Archive for October, 2005

Fireworks, Lights, Brighten Diwali Hindu Festival

Publication: National Geographic News   Date: October 28, 2005   View Article

On Tuesday, fireworks and festive lights will brighten the moonless night as an estimated billion followers of the Hindu religion around the world celebrate Diwali, the festival of light.

Diwali may be news to many U.S. residents, but “it is one of the most widely celebrated festivals in the world, being a national holiday in India, Fiji, [Nepal], and Trinidad,” G. Padmanabhan of the Hindu Temple Society of North America in Flushing, New York, said in an e-mail interview.

Cleaning Big Cities’ Air “Not Rocket Science,” Expert Says

Publication: National Geographic News   Date: October 27, 2005   View Article

Hemmed in by mountains on three sides, the basin that houses Mexico City, Mexico, has some the dirtiest air in the world.

Pollutants spewed by power plants and tailpipes have nowhere to go. They stay within the city and compromise the health of thousands of people.

But it doesn’t have to be this way, according to Mario Molina, a Nobel laureate in chemistry who is affiliated with the Massachusetts Institute of Technology in Cambridge and the University of California, San Diego.

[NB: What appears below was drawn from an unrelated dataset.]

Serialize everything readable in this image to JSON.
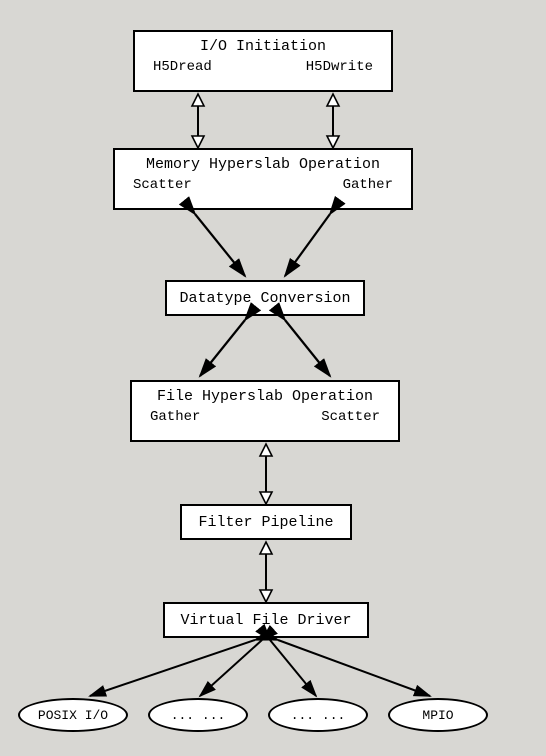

Uncaring Chimps May Shed Light on Humans, Study Says

Publication: National Geographic News   Date: October 26, 2005   View Article

The recent outpouring of support for victims of natural disasters may be the sign of a uniquely human trait: Chimpanzees-our closest living relatives-are apparently indifferent to the needs of others, according to a
new study.

The research probes the question of why humans have altruistic tendencies.

Eyes of Two Mummies Restored in California Lab

Publication: National Geographic News   Date: October 24, 2005   View Article

A team of scientists in California has restored the eyes of two Chilean mummies and plans to use them to investigate ancient diseases.

One eye came from the mummified remains of a two-year-old boy who died a thousand years ago. The other eye belongs to a 23-year-old woman who died about 750 years ago. Both bodies were naturally preserved in Chile’s arid Atacama Desert.

New Digs Decoding Mexico’s “Pyramids of Fire”

Publication: National Geographic News   Date: October 21, 2005   View Article

Using picks, shovels, and high-tech forensic sleuthing, scientists are beginning to cobble together the grisly ancient history and fiery demise of Teotihuacán, the first major metropolis of the Americas.

The size of Shakespeare’s London, Teotihuacán was built by an unknown people almost 2,000 years ago. The site sits about 25 miles (40 kilometers) north of present-day Mexico City. Temples, palaces, and some of the largest pyramids on Earth line its ancient main street.

Your DNA Is a Song: Scientists Use Music to Code Proteins

Publication: National Geographic News   Date: October 21, 2005   View Article

What are proteins? How are they structured? What’s the difference between a protein in a human and the same protein in a lizard? Ask Mary Anne Clark these questions and she is likely to respond with an earful of music.

Clark is a biologist at Texas Wesleyan University in Fort Worth, and she’s part of a growing field of science educators who use so-called protein music to help illustrate the basic structure of the building blocks of life.

All living things are made up of proteins. Each protein is a string of amino acids. There are 20 different amino acids, and each protein can consist of dozens to thousands of them.

Why Was South Asia Hit Hard by Major Quake

Publication: National Geographic News   Date: October 13, 2005   View Article

The magnitude 7.6 earthquake that shook a broad swath of South Asia on October 8 resulted from the same forces that give rise to the world’s tallest mountains, the Himalaya, experts say.

The Earth’s crust is broken up into a jigsaw puzzle of plates constantly on the move. Some collide, others drift apart. They all jostle along in fits and starts like uncomfortable strangers in a packed crowd.

© 2008-2010 Collected Writings By John Roach